I have taken the freedom to add a benchmarking framework to guile. It is
a simple adaptation from the testing framework. A lot of code has been
copied from there. Well, maybe at some time it would be better to extract
the common parts into a module.
Whatever, here's a short introduction: benchmarks are placed in the
directory benchmark-suite/benchmarks. They are ordinary scheme files, but
with the .bm extension. At least these files are detected automatically.
Others can also be specified explicitly.
Within the benchmark files, you can introduce benchmarks with the
(benchmark ...) macro. The syntax is as follows:
(benchmark NAME ITERATION body...)
where NAME is a name for the benchmark, similar to the names in the
test-suite (btw, you also have with-benchmark-prefix...), ITERATION is the
number of times the body shall be executed. And the body finally is the
code to be benchmarked. Example:
(define bignum (1- (expt 2 128)))
(let* ((i 0))
(benchmark "bignum" 130000
(logand i bignum)
(set! i (+ i 1))))
This will run the statements (logand i bignum) and (set! i (+ i 1))
130000 times (this, however, can be scaled - see below). The time for
this is measured and written out. The execution counts in the small
examples are chosen such that on my machine this results in an execution
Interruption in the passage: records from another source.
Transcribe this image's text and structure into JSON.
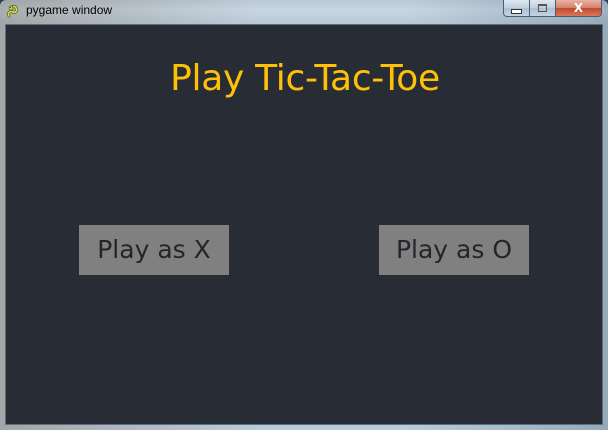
{
  "window": {
    "title": "pygame window",
    "icon": "pygame-snake-icon",
    "buttons": {
      "minimize_icon": "minimize-icon",
      "maximize_icon": "maximize-icon",
      "close_label": "X"
    }
  },
  "game": {
    "title": "Play Tic-Tac-Toe",
    "buttons": [
      {
        "label": "Play as X"
      },
      {
        "label": "Play as O"
      }
    ]
  },
  "colors": {
    "background": "#282c35",
    "title": "#ffc107",
    "button_bg": "#808080",
    "button_text": "#232529"
  }
}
time of about one second for each benchmark.
You start the benchmarking with the command ./benchmark-guile. You have
the same options as with ./check-guile, except for --flag-unresolved,
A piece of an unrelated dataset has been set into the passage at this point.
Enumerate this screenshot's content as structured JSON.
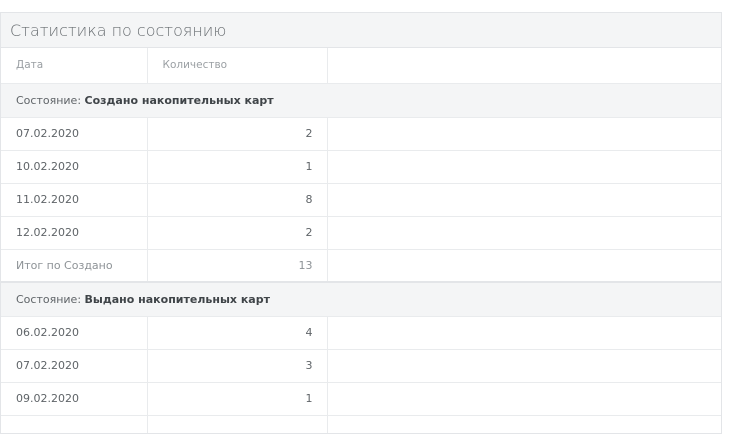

which is test specific, and --test-suite is renamed to --benchmark-suite.
There is an additional option --iteration-factor NUM, which allows to
scale the execution time for benchmarks: As can be seen from the exmample
above, every benchmark is given an iteration count, which indicates how
often the benchmark is to be executed. With the option --iteration-factor
NUM you can increase or decrease the execution count of the benchmarks and
thus influence the time needed for performing the benchmarks. For
example, running the benchmark suite with --iteration-factor 0.5 will
about halven the execution time, since all benchmark's bodies are executed
about half as often.
Results are written to a log file (this file contains a lot of data) and
to the console (still a lot of data, but not quite as much). The values
have the following meaning:
total: total execution time (this is what the unix time command
reports as real time).
user: user time (this is reported as user time also by the unix
system: system time, similar to the unix time command
frame: this is the part of the user time that is consumed by the
benchmarking framework itself. You can think of this as
the time that would still be consumed, even if the
benchmarking code itself was empty. This value does not
include the time for garbage collection.
benchmark: This is the part of the user time that is actually spent
within the benchmarking code. That is, the time needed
for the benchmarking framework is subtracted. This value,
however, includes all garbage collection times.
user/interp: This is the part of the user time that is spent in the
interpreter (and not in garbage collection)
bench/interp: This is the part of the benchmark time that is spent in
the interpreter (and not in garbage collection). This
value is most probably the one you are interested in, except
if you are doing some garbage collection checks.
gc: The time spent in garbage collection.
However, there are some caveats when using the values: The frame time is
estimated based on running an empty benchmark during startup and measuring
that time. This can be somewhat inaccurate. This value, however, is
then used to compute the benchmark and bench/interp times. I don't know
about the accuracy of the other values as reported by (times) and
- benchmarking framework,
Dirk Herrmann <=